Today, we seem to have not learned the lesson from Reuben and Gad; money and material possessions constantly govern our decision making. We often pay little attention to the humans affected by these decisions, whether it is the people receiving medical care or the people picking the tomatoes we eat. The lesson of Matot-Masei is very simple: If we want to move forward, we must first begin to acknowledge the people behind the comforts and luxuries of our everyday lives. We must acknowledge that our healthcare system is no longer truly about care, but about profit. We must allow ourselves to identify with Moses here and become incensed and our blood to boil. And we must be willing to use our voices to say there is no blessing in the status quo. Rather, our work is to see, to lift up, to prioritize humanity. 

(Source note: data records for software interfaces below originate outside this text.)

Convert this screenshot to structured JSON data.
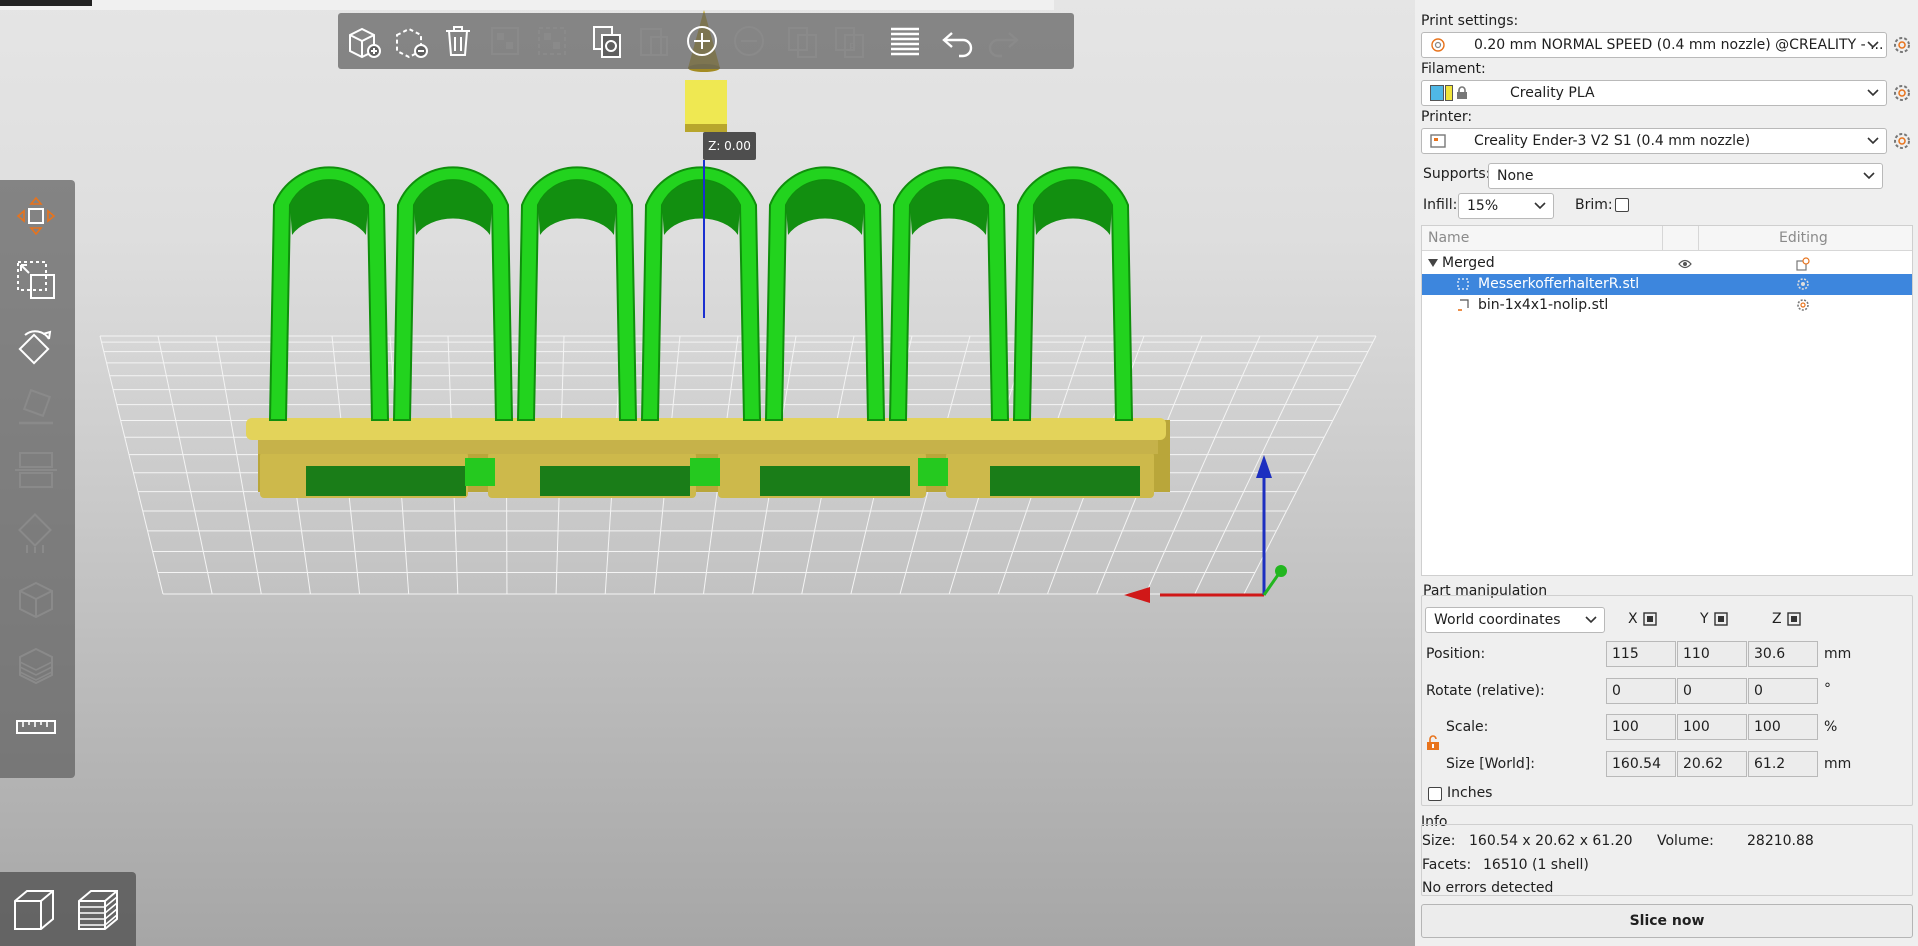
{
  "viewport": {
    "z_tooltip": "Z: 0.00"
  },
  "toolbar": {
    "items": [
      "add",
      "delete",
      "delete-all",
      "arrange",
      "arrange-selection",
      "copy",
      "paste",
      "add-instance",
      "remove-instance",
      "split-objects",
      "split-parts",
      "layers-editing",
      "undo",
      "redo"
    ]
  },
  "left_tools": [
    "move",
    "scale",
    "rotate",
    "place-on-face",
    "cut",
    "support-painting",
    "seam-painting",
    "mmu-painting",
    "measure"
  ],
  "view_modes": [
    "3d-view",
    "preview"
  ],
  "panel": {
    "print_settings_label": "Print settings:",
    "print_settings_value": "0.20 mm NORMAL SPEED (0.4 mm nozzle) @CREALITY - ...",
    "filament_label": "Filament:",
    "filament_value": "Creality PLA",
    "printer_label": "Printer:",
    "printer_value": "Creality Ender-3 V2 S1 (0.4 mm nozzle)",
    "supports_label": "Supports:",
    "supports_value": "None",
    "infill_label": "Infill:",
    "infill_value": "15%",
    "brim_label": "Brim:",
    "tree": {
      "col_name": "Name",
      "col_editing": "Editing",
      "rows": [
        {
          "label": "Merged"
        },
        {
          "label": "MesserkofferhalterR.stl"
        },
        {
          "label": "bin-1x4x1-nolip.stl"
        }
      ]
    },
    "part_manipulation": {
      "title": "Part manipulation",
      "coord_select": "World coordinates",
      "axis_x": "X",
      "axis_y": "Y",
      "axis_z": "Z",
      "position_label": "Position:",
      "position": [
        "115",
        "110",
        "30.6"
      ],
      "position_unit": "mm",
      "rotate_label": "Rotate (relative):",
      "rotate": [
        "0",
        "0",
        "0"
      ],
      "rotate_unit": "°",
      "scale_label": "Scale:",
      "scale": [
        "100",
        "100",
        "100"
      ],
      "scale_unit": "%",
      "size_label": "Size [World]:",
      "size": [
        "160.54",
        "20.62",
        "61.2"
      ],
      "size_unit": "mm",
      "inches_label": "Inches"
    },
    "info": {
      "title": "Info",
      "size_label": "Size:",
      "size_value": "160.54 x 20.62 x 61.20",
      "volume_label": "Volume:",
      "volume_value": "28210.88",
      "facets_label": "Facets:",
      "facets_value": "16510 (1 shell)",
      "status": "No errors detected"
    },
    "slice_button": "Slice now"
  },
  "colors": {
    "selection": "#3d86dd",
    "model_green": "#22d31e",
    "model_yellow": "#d8c84a",
    "accent_orange": "#e8731c"
  }
}
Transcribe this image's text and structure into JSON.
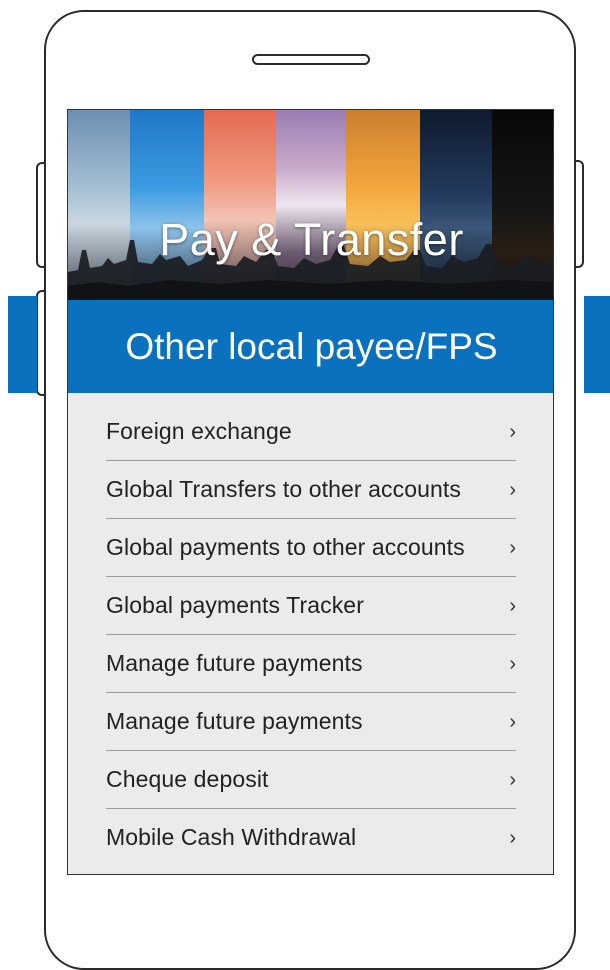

Rabbi Talia Stein is the assistant rabbi at Temple Sinai in Brookline, MA. She is an alum of both T’ruah’s summer fellowship and T’ruah’s Israel fellowship.